Evolutionary Ecology of Larval Types
This chapter reviews selected aspects of the evolutionary ecology of marine invertebrate larval types and how they relate to available life-history theory for marine invertebrate species. It suggests which of the theories and models may be most useful, which can gainfully be tested, and where any conflicts or contradictions lie. The dispersal potential of larvae has frequently been inferred from their different nutritional modes; feeding larvae have longer development periods than non-feeding larvae and are therefore assumed to have relatively widespread dispersal. The evolution of the feeding larva opened up a wide range of evolutionary opportunities for the early invertebrates. The boundary condition for the evolution of non-feeding larvae in Roughgarden’s model is based on ratios of growth to mortality in larval and adult habitats.
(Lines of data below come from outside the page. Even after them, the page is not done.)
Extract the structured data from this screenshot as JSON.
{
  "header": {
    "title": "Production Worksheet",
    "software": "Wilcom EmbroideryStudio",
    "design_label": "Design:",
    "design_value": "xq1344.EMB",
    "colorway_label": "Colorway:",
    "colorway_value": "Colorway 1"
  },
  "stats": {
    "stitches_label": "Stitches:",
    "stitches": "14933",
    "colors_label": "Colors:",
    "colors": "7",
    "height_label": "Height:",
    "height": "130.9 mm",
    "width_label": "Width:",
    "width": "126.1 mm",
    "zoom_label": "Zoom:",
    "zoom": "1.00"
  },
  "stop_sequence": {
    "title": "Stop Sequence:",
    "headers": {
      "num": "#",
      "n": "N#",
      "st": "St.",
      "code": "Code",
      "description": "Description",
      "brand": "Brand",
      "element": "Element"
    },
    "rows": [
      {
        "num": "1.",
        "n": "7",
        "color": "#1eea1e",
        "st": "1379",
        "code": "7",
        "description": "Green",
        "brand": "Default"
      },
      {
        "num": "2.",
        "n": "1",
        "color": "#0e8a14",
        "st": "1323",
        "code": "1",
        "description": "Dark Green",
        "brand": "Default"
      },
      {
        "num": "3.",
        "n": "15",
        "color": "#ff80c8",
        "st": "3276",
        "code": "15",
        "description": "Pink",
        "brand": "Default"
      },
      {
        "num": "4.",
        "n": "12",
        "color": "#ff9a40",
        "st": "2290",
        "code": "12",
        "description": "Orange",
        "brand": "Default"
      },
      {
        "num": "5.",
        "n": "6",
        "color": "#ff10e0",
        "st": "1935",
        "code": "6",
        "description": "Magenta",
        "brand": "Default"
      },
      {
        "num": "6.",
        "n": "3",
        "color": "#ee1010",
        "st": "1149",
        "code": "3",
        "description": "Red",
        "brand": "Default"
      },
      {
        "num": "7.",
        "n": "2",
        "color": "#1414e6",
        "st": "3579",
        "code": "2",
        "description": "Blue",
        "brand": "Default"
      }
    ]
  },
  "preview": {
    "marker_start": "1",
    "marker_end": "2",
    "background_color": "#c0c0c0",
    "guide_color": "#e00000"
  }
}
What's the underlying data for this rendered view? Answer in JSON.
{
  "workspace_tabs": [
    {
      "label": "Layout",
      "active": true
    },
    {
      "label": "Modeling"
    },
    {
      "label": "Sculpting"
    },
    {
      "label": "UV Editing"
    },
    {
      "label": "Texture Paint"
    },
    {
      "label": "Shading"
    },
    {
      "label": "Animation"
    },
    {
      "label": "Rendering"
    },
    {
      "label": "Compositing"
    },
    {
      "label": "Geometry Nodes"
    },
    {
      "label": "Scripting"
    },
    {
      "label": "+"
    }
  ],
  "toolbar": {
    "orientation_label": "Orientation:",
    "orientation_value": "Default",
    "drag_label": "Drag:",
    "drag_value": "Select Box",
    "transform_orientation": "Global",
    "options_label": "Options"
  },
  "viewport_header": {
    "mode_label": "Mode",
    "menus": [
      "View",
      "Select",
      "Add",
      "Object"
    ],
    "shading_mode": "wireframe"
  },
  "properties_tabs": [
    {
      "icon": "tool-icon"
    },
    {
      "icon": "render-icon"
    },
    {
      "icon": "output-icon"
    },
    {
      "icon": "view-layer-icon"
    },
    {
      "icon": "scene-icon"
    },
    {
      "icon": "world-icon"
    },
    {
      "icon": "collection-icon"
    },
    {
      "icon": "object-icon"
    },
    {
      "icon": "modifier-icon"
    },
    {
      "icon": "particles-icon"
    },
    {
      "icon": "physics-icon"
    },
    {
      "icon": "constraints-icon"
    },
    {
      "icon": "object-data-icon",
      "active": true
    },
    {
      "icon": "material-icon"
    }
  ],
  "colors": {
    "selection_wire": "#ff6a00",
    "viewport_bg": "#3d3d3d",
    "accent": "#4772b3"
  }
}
Non-feeding larval development is generally associated with far shorter developmental periods. In the process of losing a pelagic larval stage, gene-flow between distant populations is likely to be reduced.